ASSIGNMENT: In the records below, find each line holding the word "缓进缓出" and copy it.

Items from an interface collection:
####

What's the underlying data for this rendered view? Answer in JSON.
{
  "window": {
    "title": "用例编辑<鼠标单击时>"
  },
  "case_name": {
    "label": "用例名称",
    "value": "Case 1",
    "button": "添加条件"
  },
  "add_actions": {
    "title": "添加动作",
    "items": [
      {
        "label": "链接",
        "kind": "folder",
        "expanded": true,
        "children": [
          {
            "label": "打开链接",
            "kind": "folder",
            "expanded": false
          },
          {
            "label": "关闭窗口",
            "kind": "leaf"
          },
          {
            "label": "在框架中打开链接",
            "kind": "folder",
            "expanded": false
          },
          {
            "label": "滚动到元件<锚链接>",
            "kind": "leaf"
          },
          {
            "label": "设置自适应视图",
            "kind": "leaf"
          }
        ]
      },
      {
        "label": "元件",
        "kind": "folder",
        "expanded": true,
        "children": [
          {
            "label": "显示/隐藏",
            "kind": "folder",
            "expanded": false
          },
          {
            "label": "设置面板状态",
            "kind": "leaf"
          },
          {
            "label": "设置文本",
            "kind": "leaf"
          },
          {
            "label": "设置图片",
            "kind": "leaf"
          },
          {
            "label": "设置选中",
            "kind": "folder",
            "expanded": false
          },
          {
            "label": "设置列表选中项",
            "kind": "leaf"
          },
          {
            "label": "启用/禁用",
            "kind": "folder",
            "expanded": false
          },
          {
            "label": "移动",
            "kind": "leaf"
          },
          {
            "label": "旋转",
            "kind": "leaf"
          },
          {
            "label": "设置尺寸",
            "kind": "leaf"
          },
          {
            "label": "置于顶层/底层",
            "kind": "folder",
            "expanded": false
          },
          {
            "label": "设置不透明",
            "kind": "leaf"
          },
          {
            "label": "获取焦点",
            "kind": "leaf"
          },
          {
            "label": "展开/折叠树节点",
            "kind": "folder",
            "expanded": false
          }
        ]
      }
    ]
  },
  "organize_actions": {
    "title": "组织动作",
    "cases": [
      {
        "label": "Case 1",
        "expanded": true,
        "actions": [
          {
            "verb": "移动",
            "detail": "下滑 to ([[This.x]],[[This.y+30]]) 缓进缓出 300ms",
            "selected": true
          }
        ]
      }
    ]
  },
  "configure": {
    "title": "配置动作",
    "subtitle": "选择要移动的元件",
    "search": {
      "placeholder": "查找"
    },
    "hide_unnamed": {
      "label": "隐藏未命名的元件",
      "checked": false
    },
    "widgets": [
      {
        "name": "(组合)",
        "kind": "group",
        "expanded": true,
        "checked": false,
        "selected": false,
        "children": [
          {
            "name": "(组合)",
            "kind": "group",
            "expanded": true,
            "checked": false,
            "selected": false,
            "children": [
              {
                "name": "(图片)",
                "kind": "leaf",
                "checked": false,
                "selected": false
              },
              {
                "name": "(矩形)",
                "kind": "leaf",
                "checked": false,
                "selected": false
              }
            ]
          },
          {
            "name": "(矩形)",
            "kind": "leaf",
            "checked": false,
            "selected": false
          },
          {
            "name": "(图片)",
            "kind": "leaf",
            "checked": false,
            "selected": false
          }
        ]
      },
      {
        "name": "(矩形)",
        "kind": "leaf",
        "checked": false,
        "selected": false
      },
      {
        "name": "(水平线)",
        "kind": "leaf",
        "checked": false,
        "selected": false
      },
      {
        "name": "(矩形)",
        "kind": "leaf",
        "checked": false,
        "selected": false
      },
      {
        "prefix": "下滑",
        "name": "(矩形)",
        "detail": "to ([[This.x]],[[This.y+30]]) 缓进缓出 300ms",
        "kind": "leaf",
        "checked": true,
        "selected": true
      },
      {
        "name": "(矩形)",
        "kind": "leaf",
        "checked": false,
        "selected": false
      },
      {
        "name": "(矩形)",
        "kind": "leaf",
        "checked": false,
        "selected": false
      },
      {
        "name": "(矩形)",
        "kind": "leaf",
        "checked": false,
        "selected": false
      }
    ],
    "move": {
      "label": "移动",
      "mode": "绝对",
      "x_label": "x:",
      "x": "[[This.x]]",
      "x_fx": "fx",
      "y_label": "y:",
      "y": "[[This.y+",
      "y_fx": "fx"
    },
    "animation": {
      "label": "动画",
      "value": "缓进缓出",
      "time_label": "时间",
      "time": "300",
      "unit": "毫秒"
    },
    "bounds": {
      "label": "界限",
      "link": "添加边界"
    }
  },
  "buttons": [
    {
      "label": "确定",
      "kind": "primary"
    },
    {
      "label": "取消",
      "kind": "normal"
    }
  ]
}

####

ANSWER SPACE:
            "detail": "下滑 to ([[This.x]],[[This.y+30]]) 缓进缓出 300ms",
        "detail": "to ([[This.x]],[[This.y+30]]) 缓进缓出 300ms",
      "value": "缓进缓出",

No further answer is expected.